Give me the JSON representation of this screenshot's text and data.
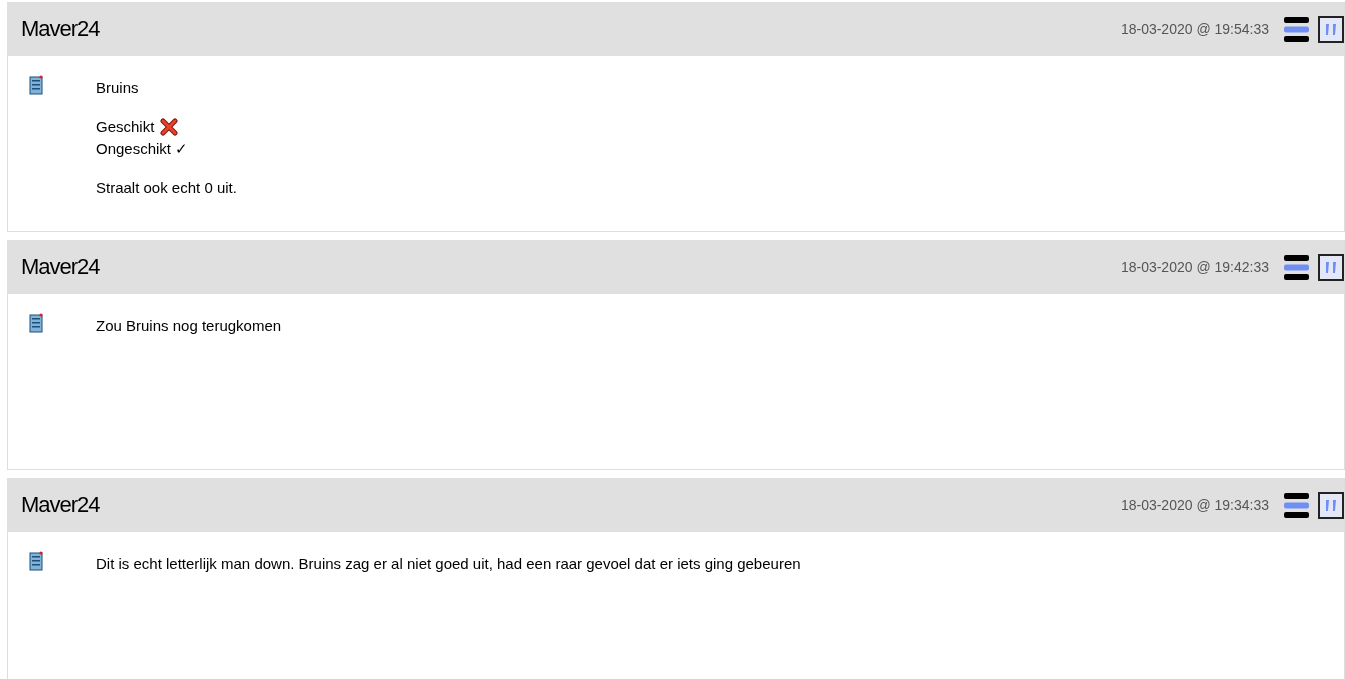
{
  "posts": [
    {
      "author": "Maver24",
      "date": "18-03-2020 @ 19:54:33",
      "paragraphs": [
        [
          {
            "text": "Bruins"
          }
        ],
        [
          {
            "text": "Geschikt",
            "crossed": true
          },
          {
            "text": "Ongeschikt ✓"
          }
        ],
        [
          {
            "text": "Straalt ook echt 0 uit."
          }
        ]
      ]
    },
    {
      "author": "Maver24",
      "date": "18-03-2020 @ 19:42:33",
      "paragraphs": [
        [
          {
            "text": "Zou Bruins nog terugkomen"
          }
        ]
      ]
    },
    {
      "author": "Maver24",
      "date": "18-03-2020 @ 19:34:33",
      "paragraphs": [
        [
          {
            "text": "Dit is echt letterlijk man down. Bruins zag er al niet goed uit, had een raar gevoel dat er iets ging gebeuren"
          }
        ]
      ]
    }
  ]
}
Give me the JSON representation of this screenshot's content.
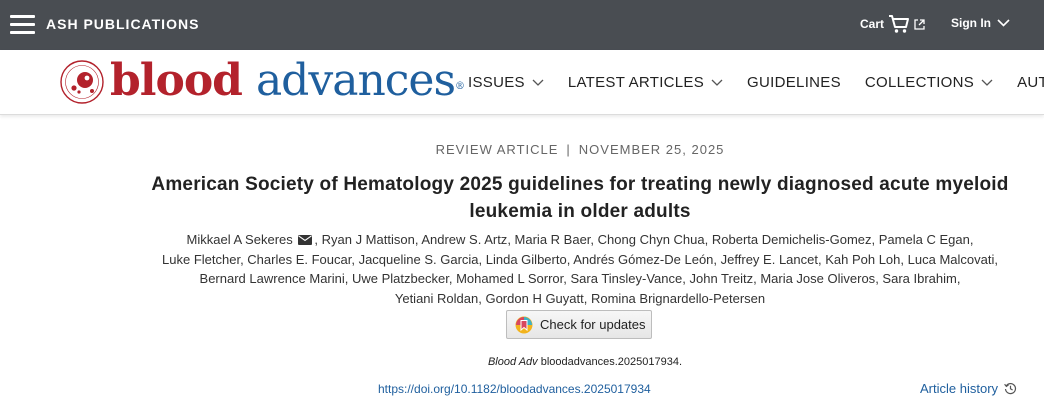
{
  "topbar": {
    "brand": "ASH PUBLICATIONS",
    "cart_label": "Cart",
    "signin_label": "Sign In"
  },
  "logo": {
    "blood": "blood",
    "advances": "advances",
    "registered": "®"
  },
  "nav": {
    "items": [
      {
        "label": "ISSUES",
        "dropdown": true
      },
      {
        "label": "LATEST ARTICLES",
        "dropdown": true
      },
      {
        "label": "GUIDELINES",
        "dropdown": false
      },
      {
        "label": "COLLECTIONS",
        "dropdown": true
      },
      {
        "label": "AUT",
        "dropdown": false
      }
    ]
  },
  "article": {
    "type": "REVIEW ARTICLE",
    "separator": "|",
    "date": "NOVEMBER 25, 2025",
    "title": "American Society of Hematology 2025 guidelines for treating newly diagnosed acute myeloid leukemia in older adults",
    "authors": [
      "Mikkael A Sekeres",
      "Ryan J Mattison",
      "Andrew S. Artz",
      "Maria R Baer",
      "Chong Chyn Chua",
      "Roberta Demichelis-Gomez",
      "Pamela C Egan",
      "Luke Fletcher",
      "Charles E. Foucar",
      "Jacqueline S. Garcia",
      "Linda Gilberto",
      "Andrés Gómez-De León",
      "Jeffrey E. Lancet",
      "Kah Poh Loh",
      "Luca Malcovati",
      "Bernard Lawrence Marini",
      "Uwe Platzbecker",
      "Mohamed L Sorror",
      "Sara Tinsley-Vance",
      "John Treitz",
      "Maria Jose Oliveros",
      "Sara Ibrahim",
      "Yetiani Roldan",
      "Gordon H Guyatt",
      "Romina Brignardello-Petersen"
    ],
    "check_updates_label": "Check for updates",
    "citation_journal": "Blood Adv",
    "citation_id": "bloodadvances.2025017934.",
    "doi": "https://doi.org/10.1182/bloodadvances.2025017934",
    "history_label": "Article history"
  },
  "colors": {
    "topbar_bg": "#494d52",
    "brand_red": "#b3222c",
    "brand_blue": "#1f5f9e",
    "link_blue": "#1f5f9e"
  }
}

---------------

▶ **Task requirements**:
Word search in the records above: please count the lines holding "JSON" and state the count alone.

▶ **Response to this exercise**:
2